## [EXERCISE INPUTS]
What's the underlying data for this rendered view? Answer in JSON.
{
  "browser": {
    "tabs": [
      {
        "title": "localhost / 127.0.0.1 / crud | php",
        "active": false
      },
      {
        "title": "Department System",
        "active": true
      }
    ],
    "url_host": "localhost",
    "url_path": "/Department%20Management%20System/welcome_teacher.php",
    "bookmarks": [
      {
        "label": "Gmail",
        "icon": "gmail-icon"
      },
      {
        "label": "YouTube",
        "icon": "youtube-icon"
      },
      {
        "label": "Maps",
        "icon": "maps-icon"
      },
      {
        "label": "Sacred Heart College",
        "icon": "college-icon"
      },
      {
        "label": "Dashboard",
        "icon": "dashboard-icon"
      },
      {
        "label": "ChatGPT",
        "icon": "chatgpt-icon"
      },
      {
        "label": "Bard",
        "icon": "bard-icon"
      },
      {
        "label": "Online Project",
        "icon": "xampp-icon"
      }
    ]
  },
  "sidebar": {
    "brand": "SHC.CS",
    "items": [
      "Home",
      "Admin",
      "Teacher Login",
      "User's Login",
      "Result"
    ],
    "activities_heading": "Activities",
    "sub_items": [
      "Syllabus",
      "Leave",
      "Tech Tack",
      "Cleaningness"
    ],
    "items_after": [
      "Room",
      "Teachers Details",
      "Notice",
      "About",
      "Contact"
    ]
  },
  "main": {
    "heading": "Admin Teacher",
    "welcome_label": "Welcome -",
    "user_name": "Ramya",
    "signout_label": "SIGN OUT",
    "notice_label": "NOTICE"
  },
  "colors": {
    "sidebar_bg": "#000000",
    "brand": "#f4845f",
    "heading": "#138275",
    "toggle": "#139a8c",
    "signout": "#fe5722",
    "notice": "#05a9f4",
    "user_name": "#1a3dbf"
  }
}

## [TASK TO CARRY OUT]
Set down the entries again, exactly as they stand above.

## [OUTPUT]
What's the underlying data for this rendered view? Answer in JSON.
{
  "browser": {
    "tabs": [
      {
        "title": "localhost / 127.0.0.1 / crud | php",
        "active": false
      },
      {
        "title": "Department System",
        "active": true
      }
    ],
    "url_host": "localhost",
    "url_path": "/Department%20Management%20System/welcome_teacher.php",
    "bookmarks": [
      {
        "label": "Gmail",
        "icon": "gmail-icon"
      },
      {
        "label": "YouTube",
        "icon": "youtube-icon"
      },
      {
        "label": "Maps",
        "icon": "maps-icon"
      },
      {
        "label": "Sacred Heart College",
        "icon": "college-icon"
      },
      {
        "label": "Dashboard",
        "icon": "dashboard-icon"
      },
      {
        "label": "ChatGPT",
        "icon": "chatgpt-icon"
      },
      {
        "label": "Bard",
        "icon": "bard-icon"
      },
      {
        "label": "Online Project",
        "icon": "xampp-icon"
      }
    ]
  },
  "sidebar": {
    "brand": "SHC.CS",
    "items": [
      "Home",
      "Admin",
      "Teacher Login",
      "User's Login",
      "Result"
    ],
    "activities_heading": "Activities",
    "sub_items": [
      "Syllabus",
      "Leave",
      "Tech Tack",
      "Cleaningness"
    ],
    "items_after": [
      "Room",
      "Teachers Details",
      "Notice",
      "About",
      "Contact"
    ]
  },
  "main": {
    "heading": "Admin Teacher",
    "welcome_label": "Welcome -",
    "user_name": "Ramya",
    "signout_label": "SIGN OUT",
    "notice_label": "NOTICE"
  },
  "colors": {
    "sidebar_bg": "#000000",
    "brand": "#f4845f",
    "heading": "#138275",
    "toggle": "#139a8c",
    "signout": "#fe5722",
    "notice": "#05a9f4",
    "user_name": "#1a3dbf"
  }
}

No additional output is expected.